▶ _Component data from apps and pages_
━━━━━━━━━━
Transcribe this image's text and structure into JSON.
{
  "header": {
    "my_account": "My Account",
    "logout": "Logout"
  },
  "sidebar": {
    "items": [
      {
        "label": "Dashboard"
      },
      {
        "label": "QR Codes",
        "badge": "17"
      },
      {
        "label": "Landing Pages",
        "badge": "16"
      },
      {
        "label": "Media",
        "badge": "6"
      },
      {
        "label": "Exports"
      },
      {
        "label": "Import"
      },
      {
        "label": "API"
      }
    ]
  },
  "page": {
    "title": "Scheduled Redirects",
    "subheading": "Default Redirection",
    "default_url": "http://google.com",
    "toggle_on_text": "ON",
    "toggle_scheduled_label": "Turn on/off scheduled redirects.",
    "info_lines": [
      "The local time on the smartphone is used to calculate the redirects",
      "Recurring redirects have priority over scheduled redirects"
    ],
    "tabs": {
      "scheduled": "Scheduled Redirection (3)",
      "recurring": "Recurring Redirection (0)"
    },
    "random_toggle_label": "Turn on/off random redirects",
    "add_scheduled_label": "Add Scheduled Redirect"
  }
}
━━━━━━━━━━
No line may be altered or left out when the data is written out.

▶ _RESPONSE_
Transcribe this image's text and structure into JSON.
{
  "header": {
    "my_account": "My Account",
    "logout": "Logout"
  },
  "sidebar": {
    "items": [
      {
        "label": "Dashboard"
      },
      {
        "label": "QR Codes",
        "badge": "17"
      },
      {
        "label": "Landing Pages",
        "badge": "16"
      },
      {
        "label": "Media",
        "badge": "6"
      },
      {
        "label": "Exports"
      },
      {
        "label": "Import"
      },
      {
        "label": "API"
      }
    ]
  },
  "page": {
    "title": "Scheduled Redirects",
    "subheading": "Default Redirection",
    "default_url": "http://google.com",
    "toggle_on_text": "ON",
    "toggle_scheduled_label": "Turn on/off scheduled redirects.",
    "info_lines": [
      "The local time on the smartphone is used to calculate the redirects",
      "Recurring redirects have priority over scheduled redirects"
    ],
    "tabs": {
      "scheduled": "Scheduled Redirection (3)",
      "recurring": "Recurring Redirection (0)"
    },
    "random_toggle_label": "Turn on/off random redirects",
    "add_scheduled_label": "Add Scheduled Redirect"
  }
}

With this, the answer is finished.